Kevin Sabet uses that term to try to scare voters. Longtime marijuana veterans often use the term to describe what they don’t want the growing marijuana industry to become because it will push out the little guy. People often offer up the tobacco industry and Wal-Mart, and other large industries and companies, as reasons why big marijuana should be avoided at all costs.
I certainly don’t want to see the ‘Wal-Mart of weed’ becoming a reality. And I absolutely don’t want to see the tobacco industry supported by marijuana consumers, considering how horrible they have been with their business practices throughout the years. No company in the marijuana industry should be supported if they put profit in front of people’s health like the tobacco industry, or treat their employees like crap like Wal-Mart. With that being said, just because something is bigger doesn’t mean that it’s bad.
The example that I always offer up is the company Dr. Bronner’s. Dr. Bronner’s is a very large company, selling their products all over the world. Their business practices are excellent, and anyone that I have ever talked to that is tied to the company sounds like they are loving life in every way. The company does so many things to help the world that it’s almost impossible to list all of them, and the product that they sell is very earth conscience. It’s the only soap I use, and as someone who has sensitive skin, I can say first hand that their products are the best I’ve ever tried.
As I said in the title of this article, ‘big marijuana’ in itself does not scare me. ‘Big marijuana’ done the wrong way absolutely scares me. The marijuana industry has a chance to be different than any other industry out there. The marijuana industry can (and already is in a lot of ways) treat all people fairly, regardless of their gender, age, race, etc.. The marijuana industry can give back to the world in a very meaningful way. Successful marijuana companies can change minds that wouldn’t otherwise be changed, and bring a level of legitimacy to the marijuana movement that non-business pursuits can’t. It’s not the way I would want it, since I fight because it’s the right thing to do and not for money, but it is what it is for a lot of people that don’t care about their heartstrings being tugged.
Marijuana entrepreneurs can practice social entrepreneurship, using their business success to give back to their local communities and worthwhile causes. Just like Dr. Bronner’s, these companies can reap the benefits of industry and commerce, and use that success to do amazing things to help the world. That is what I have always envisioned for this blog if/when it ever goes to the next level and becomes a strong business.
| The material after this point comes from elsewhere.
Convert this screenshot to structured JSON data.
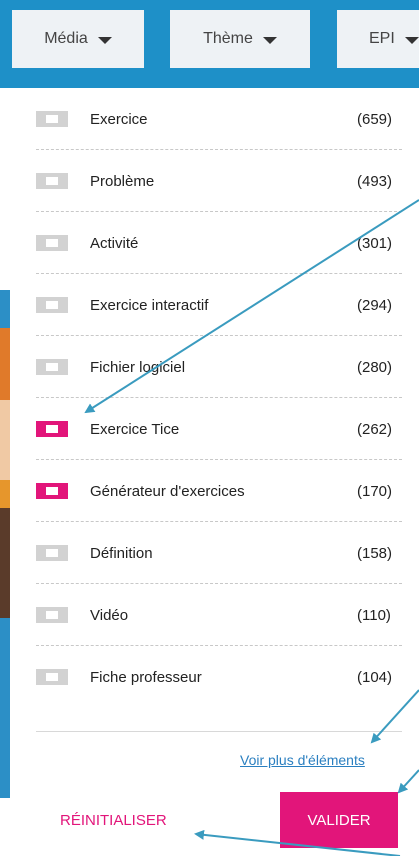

Of course, if it doesn’t, I’ll still be here doing what I can to spread awareness and the message of activism, but I have always daydreamed about doing more if we ever obtained the resources to do it. You have to get it to give it as they say.
Again, ‘big marijuana’ in itself is not a bad thing. It all just depends on they type of ‘big marijuana’ that happens. If marijuana companies put profit above all else, than they are not better than any other big business that is hurting this country by not paying livable wages, getting around tax liabilities in anyway they can, and dragging down the local economy, all the while putting the hardworking little business owner out on the street. That would be very, very sad. However, if the opposite happened, and ‘big marijuana’ followed in the footsteps of companies like Dr. Bronner’s, truly amazing things could happen.
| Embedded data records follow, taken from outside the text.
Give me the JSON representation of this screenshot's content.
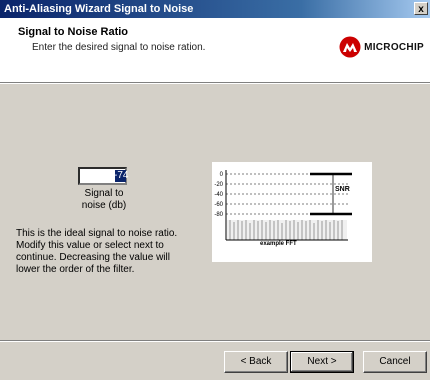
{
  "window": {
    "title": "Anti-Aliasing Wizard Signal to Noise",
    "close_glyph": "x"
  },
  "header": {
    "title": "Signal to Noise Ratio",
    "subtitle": "Enter the desired signal to noise ration.",
    "logo_text": "MICROCHIP"
  },
  "form": {
    "snr_value": "-74",
    "snr_label_line1": "Signal to",
    "snr_label_line2": "noise (db)",
    "description": "This is the ideal signal to noise ratio.  Modify this value or select next to continue. Decreasing the value will lower the order of the filter."
  },
  "fft": {
    "caption": "example FFT",
    "snr_tag": "SNR",
    "y_ticks": [
      "0",
      "-20",
      "-40",
      "-60",
      "-80"
    ]
  },
  "buttons": {
    "back": "< Back",
    "next": "Next >",
    "cancel": "Cancel"
  },
  "colors": {
    "titlebar_start": "#0a246a",
    "logo_red": "#cc0000",
    "dialog_face": "#d4d0c8"
  }
}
What do TWB readers think? Do you think that ‘big marijuana’ is always bad, no matter what, period? Or do you think that it’s possible to be a ‘big marijuana’ company and still maintain the core values that the marijuana reform community has always stood for? I look forward to reading your comments.